The association has between 40 and 60 paid members and around 200 people on its mailing list. Membership used to be concentrated in Montgomery County but is growing across the state, along with the Latino population.
“You see more Latino attorneys wanting to get involved,” said Daniel V. Renart, the association’s current president. “It’s a form of public service.”
That includes serving as liaisons to the non-Spanish speaking population. The group was instrumental in ensuring that courtroom interpreters meet standard requirements, and that immigrants who plead guilty in court are told the plea can affect their immigration status.
“There’s a misconception that if someone doesn’t speak English, they are undocumented,” said Renart, an associate with Reinstein, Glackin, Patterson & Herriott LLC in Bowie. “It’s not always the case.”
Renart, like Chipoco, is a graduate of the Maryland State Bar Association’s Leadership Academy for young lawyers. The last four presidents of the MHBA, in fact, have passed through the Leadership Academy.
The MHBA is also a supporter of the Summer Scholars Pipeline Program, a program run by the Bar Association of Montgomery County to place minority law school students as interns at area law firms.
“We don’t have a large membership but I think we have a large impact,” said Renart.
Both Renart and Tsaknis said they want to continue to recruit new members to the association. Tsaknis would also like to add at least a part-time staffer to take some of the workload off members.
For the founder, however, one of the best parts of the organization remains the same after 20 years.

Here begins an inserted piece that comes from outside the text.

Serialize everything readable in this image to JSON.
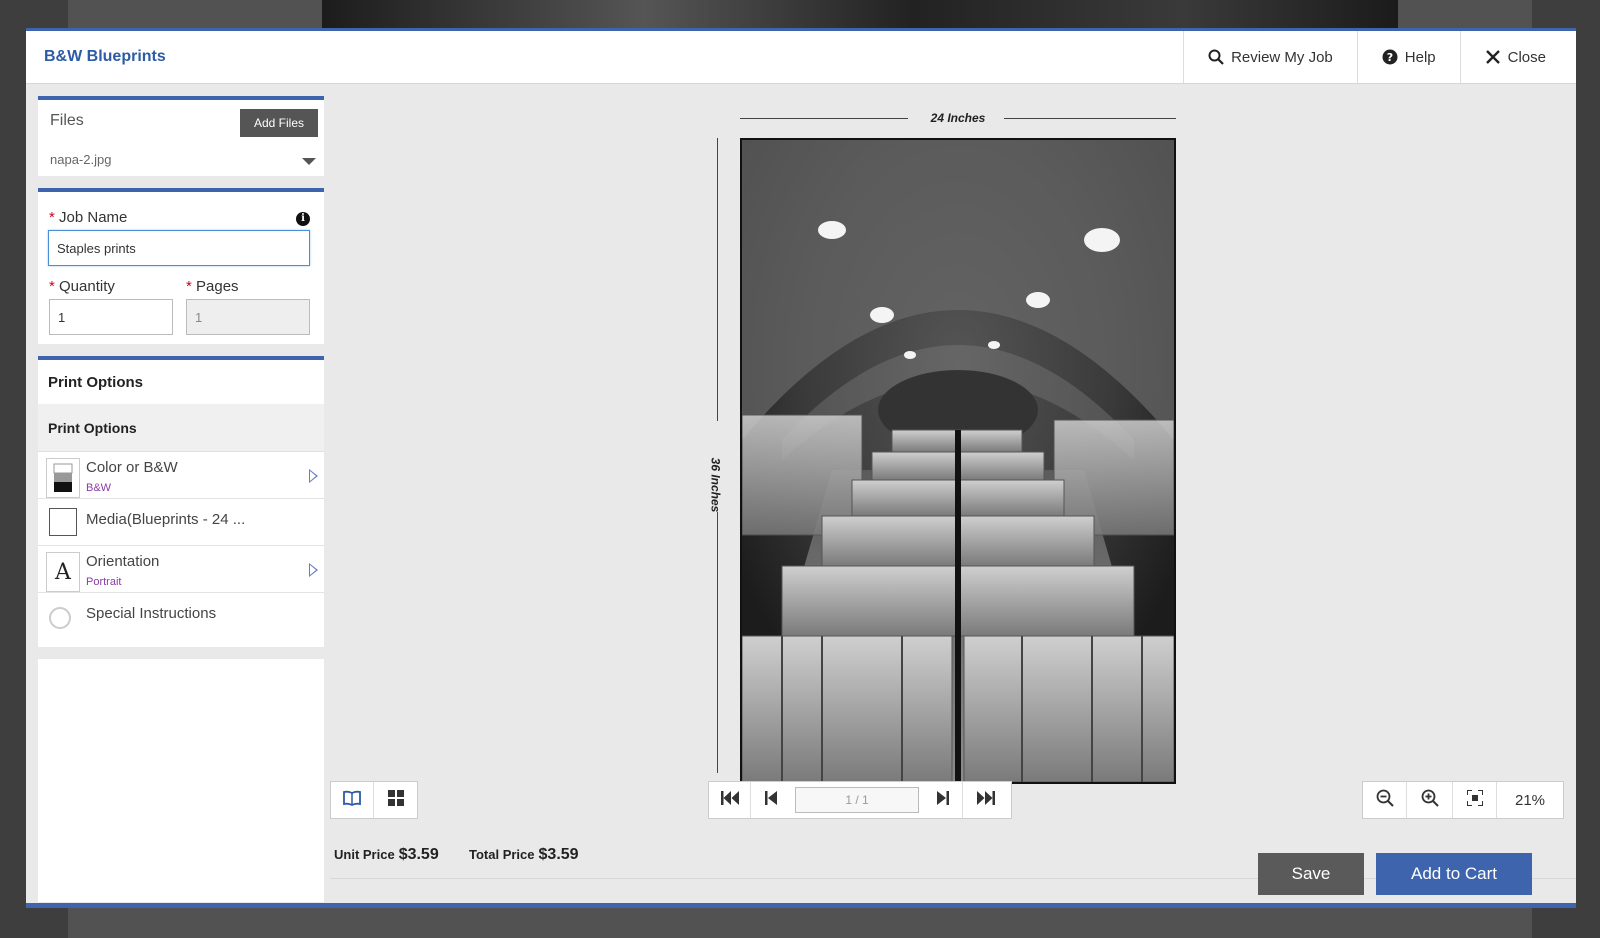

“When I see people have grown into very reliable, very professional lawyers that young Hispanics and other minorities can look up to, my heart bursts with pride,” Tsaknis said.